As an example of the evolution of the Project, during the public scoping process, we received feedback that maintaining access through site to Thunder Mountain Road for recreationalists was key.  Originally, there was not a plan to have a public access through the site during construction and operations because of safety concerns. However, after recognizing it was a community priority, we identified a potential solution that still prioritizes safety.  As a result, Alternative 2 includes maintaining access through the site by routing traffic on a road through or near the Yellow Pine Pit.  On the environmental front, interest was expressed in seeing more backfilling of pits than just the Yellow Pine pit contemplated in the PRO and so, in the ModPRO (Alternative 2 in the DEIS), the Hangar Flats pit is proposed to be partially backfilled and the Stibnite pit portion of the West End pit completely backfilled, eliminating the need for the West End development rock storage facility.

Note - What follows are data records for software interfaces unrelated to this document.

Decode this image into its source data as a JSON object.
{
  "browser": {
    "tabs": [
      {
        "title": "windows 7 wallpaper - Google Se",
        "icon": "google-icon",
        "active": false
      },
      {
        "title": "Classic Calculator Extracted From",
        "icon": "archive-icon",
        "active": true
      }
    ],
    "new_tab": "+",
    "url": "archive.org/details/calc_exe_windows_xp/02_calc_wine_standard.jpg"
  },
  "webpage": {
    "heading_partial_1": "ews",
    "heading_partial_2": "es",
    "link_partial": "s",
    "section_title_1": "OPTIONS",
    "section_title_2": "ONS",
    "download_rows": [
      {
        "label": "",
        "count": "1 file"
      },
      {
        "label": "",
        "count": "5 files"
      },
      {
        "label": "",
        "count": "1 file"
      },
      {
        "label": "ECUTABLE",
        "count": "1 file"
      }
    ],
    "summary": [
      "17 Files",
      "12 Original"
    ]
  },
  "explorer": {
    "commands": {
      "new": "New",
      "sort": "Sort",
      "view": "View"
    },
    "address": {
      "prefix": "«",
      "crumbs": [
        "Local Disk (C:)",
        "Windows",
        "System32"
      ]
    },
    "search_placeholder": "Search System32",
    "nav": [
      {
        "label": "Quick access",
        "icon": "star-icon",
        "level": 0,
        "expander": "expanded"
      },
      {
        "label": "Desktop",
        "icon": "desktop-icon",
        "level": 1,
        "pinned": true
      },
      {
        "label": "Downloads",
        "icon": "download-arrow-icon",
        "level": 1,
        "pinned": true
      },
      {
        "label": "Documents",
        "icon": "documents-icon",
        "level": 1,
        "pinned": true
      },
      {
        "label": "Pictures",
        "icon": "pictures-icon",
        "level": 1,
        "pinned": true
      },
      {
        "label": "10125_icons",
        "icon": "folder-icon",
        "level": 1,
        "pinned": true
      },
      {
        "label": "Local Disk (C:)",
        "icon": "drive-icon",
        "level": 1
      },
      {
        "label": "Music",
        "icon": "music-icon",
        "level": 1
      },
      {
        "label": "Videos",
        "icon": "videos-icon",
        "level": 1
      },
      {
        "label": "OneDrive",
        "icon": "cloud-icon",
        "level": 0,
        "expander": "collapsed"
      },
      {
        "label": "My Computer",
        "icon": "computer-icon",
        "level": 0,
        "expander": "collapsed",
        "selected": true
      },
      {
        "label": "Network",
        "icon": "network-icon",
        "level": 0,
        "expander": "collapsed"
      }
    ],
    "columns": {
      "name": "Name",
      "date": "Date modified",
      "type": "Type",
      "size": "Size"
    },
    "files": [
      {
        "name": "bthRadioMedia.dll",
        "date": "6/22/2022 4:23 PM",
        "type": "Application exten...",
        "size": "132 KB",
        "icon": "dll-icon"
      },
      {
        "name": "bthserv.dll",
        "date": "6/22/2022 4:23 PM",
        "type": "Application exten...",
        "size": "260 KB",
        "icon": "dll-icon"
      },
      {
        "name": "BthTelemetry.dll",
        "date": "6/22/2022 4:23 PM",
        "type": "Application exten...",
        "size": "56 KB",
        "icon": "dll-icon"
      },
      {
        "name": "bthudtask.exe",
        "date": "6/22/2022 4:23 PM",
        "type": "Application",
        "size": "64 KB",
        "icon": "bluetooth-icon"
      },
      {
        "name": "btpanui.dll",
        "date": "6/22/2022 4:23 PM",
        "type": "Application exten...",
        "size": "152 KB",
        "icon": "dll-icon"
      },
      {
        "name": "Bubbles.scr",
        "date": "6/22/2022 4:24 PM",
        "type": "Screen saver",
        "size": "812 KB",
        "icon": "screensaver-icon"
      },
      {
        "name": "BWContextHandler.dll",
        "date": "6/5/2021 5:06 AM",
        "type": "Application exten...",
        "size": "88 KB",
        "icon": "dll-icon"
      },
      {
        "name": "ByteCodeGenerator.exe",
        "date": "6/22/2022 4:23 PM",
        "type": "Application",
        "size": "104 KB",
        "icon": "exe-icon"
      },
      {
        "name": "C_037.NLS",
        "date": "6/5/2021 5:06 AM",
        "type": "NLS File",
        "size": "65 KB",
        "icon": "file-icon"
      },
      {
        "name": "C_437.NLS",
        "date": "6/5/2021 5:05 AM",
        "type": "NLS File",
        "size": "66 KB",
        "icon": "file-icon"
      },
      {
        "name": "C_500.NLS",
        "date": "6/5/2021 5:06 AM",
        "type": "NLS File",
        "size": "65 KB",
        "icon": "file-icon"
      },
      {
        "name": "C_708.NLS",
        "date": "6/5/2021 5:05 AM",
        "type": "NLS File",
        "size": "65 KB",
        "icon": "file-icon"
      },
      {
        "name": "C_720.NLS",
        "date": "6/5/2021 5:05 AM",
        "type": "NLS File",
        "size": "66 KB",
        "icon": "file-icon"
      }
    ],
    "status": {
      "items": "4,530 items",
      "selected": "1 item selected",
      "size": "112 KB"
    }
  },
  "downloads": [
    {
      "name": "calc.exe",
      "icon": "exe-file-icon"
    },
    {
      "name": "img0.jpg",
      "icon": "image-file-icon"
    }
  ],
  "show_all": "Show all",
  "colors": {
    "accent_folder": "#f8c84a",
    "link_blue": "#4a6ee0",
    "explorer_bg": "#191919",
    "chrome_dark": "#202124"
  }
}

“We are grateful for all of the input community members have provided on our project,” said Sayer. “These comments have allowed us to present the best plan possible. Together, with the help of Idahoans, we have designed a project that will prove mining, the environment and local communities can work hand in hand. We are excited by the possibility of cleaning up an area that has been damaged by more than a century of historical mining practices and, in the process, providing well-paying jobs for hundreds of Idaho families and supplying America with a mineral critical to our national defense and economy.”

Benefits of the Stibnite Gold Project

If permitted, the Stibnite Gold Project will generate significant employment and economic benefits for the communities closest to the site and Idaho. To build the Project, we would invest approximately $1 billion in Idaho and create more than 500 direct jobs through construction and operations, with wages two to three times the local average.  The Project would also generate a significant number of jobs in the service and supply industries to support project activities and contribute significant local, state and federal taxes.

History of the Stibnite Mining District

If you’ve spent much time on our website, you already know that the historic Stibnite Mining District has seen over 100 years of mining activity. In 1938, the area became subject to large-scale mining, initially in reaction to the loss of overseas supplies of, and later for purposes of aiding the war effort with the production of, tungsten and antimony. Since then, limited remediation of environmental legacies has occurred but major impacts remain. In the early 2000s, the U.S. Government and remaining parties signed a series of agreements to be held harmless from future clean up at site. Thus, the conditions that remain have been effectively abandoned.

Midas Gold was not involved in any of the historic mining that occurred at Stibnite but we designed our plans for the Stibnite Gold Project to solve the legacy impacts that remain at site and fund full-scale restoration through modern mining.

Get Involved

If you would like to help support the Stibnite Gold Project and bring all of these benefits to life, we encourage you to get involved in the public comment period. Write a letter and share the news. Tell your friends and family it is time to help bring more than 500 jobs to Idaho, secure our mineral future and finally restore the site. Comments on the DEIS are due by October 13, 2020.

For more information about the project, site restoration and economic benefits as outlined in the DEIS, visit www.RestoreThe Site.com.